“Rabbi Shook was my direct supervisor for 11 years,” says Laureen Tanner, president and CEO of the 34-bed hospital at 11365 Dorsett Road in Maryland Heights. “He is a fantastic leader. He helped us through hard times, helped us continue to aspire to get to where the hospital is today.”

In addition to Shook’s leadership qualities, Tanner values his sense of humor. “I call him ‘Rabs.’ He asked me to,” says Tanner, laughing. “I’m Irish and Catholic. When I had surgery, Rabs called my home to check on me. My brother answered the phone, and told him I was sleeping. ‘Tell her that her rabbi called,’ Rabs told my brother. He put down the phone, turned to mom and asked her if she knew I had a rabbi. When I woke up, I assured both of them that I do indeed have a rabbi-a giving, caring, loving person.”

In acknowledgement of one of Shook’s abiding interests, Ranken Jordan has honored him with an interfaith chapel in his name at the hospital. In spring 1996, Rabbi Shook was elected to the board of the Interfaith Partnership of Metropolitan St. Louis, and he served as chair of the organization’s cabinet for two years. In 1999, Shook co-founded Faith Beyond Walls, a volunteer initiative highlighted by the Vatican during the visit of Pope John Paul II to St. Louis.

Since 1992, Shook has taught courses in Jewish Thought two days a week at St. Louis University, and he will continue that after retirement. He also will continue his work with the St. Louis County Police Department and the Creve Coeur Police Department. His interest in the work first developed when he served “a short stint” as an auxiliary chaplain in the Air Force.

Shook’s work in and outside the congregation has brought him much pleasure. “The different hats you wear – like a jigsaw puzzle, it all fits, and each piece is unique. Everything has paid dividends. There is nothing I have gotten involved in that has not benefited the congregation as well as me,” he says. “I’ve always said my job was great because I’ve never done the same thing two days in a row – and that makes me better at my job.”

Over the years, the biggest changes Shook has seen concern how congregations identify the role of the senior rabbi. “We are moving faster and farther away from the corporate CEO model,” he says. “More and more, large congregations see the rabbi not as a CEO but as someone who is above the fray. Lay people manage and operate the place. The rabbi is there to inspire, to teach, to console and consult.” He pauses. “I had 400 families in my congregation in New Jersey, and at the end of each day, I turned out the lights and locked the door.”

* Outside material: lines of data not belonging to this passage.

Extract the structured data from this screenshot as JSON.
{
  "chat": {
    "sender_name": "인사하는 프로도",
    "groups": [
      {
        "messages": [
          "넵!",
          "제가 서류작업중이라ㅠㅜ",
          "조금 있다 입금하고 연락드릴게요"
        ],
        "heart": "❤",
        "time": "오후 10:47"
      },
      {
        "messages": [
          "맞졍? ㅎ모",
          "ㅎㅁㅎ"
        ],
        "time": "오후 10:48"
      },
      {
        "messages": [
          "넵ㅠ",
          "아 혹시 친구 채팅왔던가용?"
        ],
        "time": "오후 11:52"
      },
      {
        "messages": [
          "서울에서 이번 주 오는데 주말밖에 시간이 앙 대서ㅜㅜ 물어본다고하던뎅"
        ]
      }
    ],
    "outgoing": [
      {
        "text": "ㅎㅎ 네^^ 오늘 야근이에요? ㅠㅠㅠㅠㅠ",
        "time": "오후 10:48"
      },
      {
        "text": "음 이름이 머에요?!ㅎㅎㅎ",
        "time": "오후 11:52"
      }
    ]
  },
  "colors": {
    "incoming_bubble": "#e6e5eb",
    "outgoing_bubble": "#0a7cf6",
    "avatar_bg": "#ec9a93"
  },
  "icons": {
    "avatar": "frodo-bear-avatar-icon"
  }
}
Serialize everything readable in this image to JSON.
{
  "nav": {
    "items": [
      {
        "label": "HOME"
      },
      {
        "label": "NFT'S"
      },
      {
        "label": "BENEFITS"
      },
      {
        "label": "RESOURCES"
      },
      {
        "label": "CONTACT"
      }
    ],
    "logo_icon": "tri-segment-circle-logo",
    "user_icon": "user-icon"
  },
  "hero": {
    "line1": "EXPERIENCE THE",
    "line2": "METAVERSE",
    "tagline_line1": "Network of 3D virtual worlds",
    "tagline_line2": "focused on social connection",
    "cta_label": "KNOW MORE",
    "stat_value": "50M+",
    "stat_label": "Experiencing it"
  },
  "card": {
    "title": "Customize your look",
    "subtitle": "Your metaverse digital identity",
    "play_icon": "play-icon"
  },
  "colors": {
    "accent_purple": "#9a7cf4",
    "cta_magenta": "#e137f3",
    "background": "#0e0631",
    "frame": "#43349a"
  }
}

Once he retires, Shook will spend more time with his family. At the age of 50, Shook took up golf, and he looks forward to more time on the green. He also will continue work on a novel he started writing last August. Shook describes the book as the Jewish version of “The DaVinci Code.”

“This is the novel I was meant to write,” he says with great enthusiasm. “All these years, I’ve taught Bible study class on Saturday at the Temple, and my class at St. Louis University also follows a Biblical thread. For 10 years, I’ve been doing commentary for KWMU Radio, and I’ve discovered that having to say something significant in 90 seconds is a phenomenal writing discipline. All these projects have helped me become a better writer.”

Dr. David Weinstein, president of the congregation, expresses admiration for Shook’s many talents. “To me, Mark Shook is a true Renaissance Man,” says Weinstein. “There is a dichotomy between his vast knowledge about so many subjects and his passion for teaching others-and the humility that he possesses contrasts with his wonderful sense of humor. All this demonstrates the great depth of his character.”

Weinstein continues, “Mark would have been successful in any field he chose, and we are really fortunate that he chose the rabbinate. Over the years, he has represented our congregation well.”


A ReMarkable Weekend

WHAT: Events honoring Rabbi Mark L. Shook upon his retirement

WHEN: June 4-5

WHERE: On June 4, a special Shabbat service and celebratory Oneg Shabbat reception at 7:30 p.m. at Temple Israel. On June 5, a gala dinner at 6 p.m. at the Hilton St. Louis Frontenac Hotel with keynote speaker Rabbi David Saperstein.

HOW MUCH: $125 per person for the June 5 dinner and program

RESERVATIONS: 314-432-8050